The treatments of ABVD (Adriamycin, Bleomycin, Vinblastine, and Dacarbazine) began in August 2009, and it was shortly after that my brain began changing.  I had a history of retaining names, ideas, concepts, book titles and past experiences, but began to forget many things I once experienced.  By the time I finished my chemotherapy sessions in February 2010, I was definitely different because of what I had forgotten, and what I consistently knew before and could no longer remember.

Your Brain After Chemo is absolutely a vital resource in providing ideas for recovering some of my memory that has simply disappeared, as if I had entered a twilight zone during chemo sessions.
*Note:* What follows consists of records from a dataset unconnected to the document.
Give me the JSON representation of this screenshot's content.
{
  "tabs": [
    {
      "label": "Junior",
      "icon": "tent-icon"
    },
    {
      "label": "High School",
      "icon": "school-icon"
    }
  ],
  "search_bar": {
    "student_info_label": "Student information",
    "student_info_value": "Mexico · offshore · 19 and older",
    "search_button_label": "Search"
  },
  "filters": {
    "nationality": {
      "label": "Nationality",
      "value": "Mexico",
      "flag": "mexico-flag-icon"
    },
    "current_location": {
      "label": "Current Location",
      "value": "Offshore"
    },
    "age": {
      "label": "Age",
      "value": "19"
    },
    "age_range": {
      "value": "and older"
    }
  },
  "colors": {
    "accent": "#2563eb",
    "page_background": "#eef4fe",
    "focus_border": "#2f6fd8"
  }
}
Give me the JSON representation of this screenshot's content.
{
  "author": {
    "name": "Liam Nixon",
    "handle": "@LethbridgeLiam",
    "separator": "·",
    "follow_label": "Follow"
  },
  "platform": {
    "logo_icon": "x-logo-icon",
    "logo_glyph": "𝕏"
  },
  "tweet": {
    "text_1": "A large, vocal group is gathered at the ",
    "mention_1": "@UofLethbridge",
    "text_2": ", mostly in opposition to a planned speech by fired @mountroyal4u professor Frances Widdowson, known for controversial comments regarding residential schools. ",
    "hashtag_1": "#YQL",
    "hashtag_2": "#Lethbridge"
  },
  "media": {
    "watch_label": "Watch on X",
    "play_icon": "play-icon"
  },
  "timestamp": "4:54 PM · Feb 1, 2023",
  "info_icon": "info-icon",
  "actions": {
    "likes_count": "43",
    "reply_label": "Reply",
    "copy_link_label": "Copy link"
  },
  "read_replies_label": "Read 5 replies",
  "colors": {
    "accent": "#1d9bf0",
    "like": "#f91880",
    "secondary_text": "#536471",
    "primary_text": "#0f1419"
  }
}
My memory was so affected by chemotherapy drugs, that even though much long-term memory is still there, many memories of names of people whom I met and titles of books I have read during the past few years suddenly were forgotten.  My brain could simply not retrieve them when I got into conversations with friends and wanted to speak of a person or a book, even though I remembered some content and experiences. 

I am retrieving short-term memory slowly and with practice and re-reading, but I always wonder: What is considered normal memory loss after certain specific chemotherapies?  

Second question might be: Why is it that many patients are not told of this potential memory loss BEFORE they enter chemotherapy?  Why is it not normal protocol for oncologists to mention cognitive and brain functions are affected?

I still do much physical activity, I once even hiked 4 miles in between chemo treatments, but my normal astute brain functions seem to recover slowly at times, and some times rapidly, depending on the day, on sleep patterns, on reading habits, on memory exercises and on dietary intake.

Thank you for writing the book and for this opportunity to share an experience on the mental side effect of my Chemotherapy.

Lorenzo C
Thanks for sharing your experience, Lorenzo, as well as for your feedback on Your Brain After Chemo.   

Regarding your questions, first, there really is no "normal memory loss" which we can cite... the experiences of patients even with a given

Tuesday, August 10, 2010

Physical Exercise Helps With Chemo Brain

Idelle Davidson

Physical exercise is hugely important in recovering all those marbles we somehow lose during cancer treatment. Exercise increases blood flow (and oxygen) to the brain. In laboratory studies, animals that exercise regularly create new neurons in the hippocampus. That region of the brain is key to forming memories.

Friday, August 6, 2010

A Moment of Intense Disability...A Connection to Alzheimer's? [From Lois]

Last Friday night I attended a local showing of 2 films, one about mental illness and one about breast cancer. I had been looking forward to speaking with a person involved in the making of those films, and I was taken aback when I spoke with her because that brief opportunity turned into a chemo brain experience. I could barely function, and I was trying as hard as I could. She is an exceptionally sensitive and intelligent woman and recognized that I was having trouble and did her best to make the moment comfortable for me and accept me.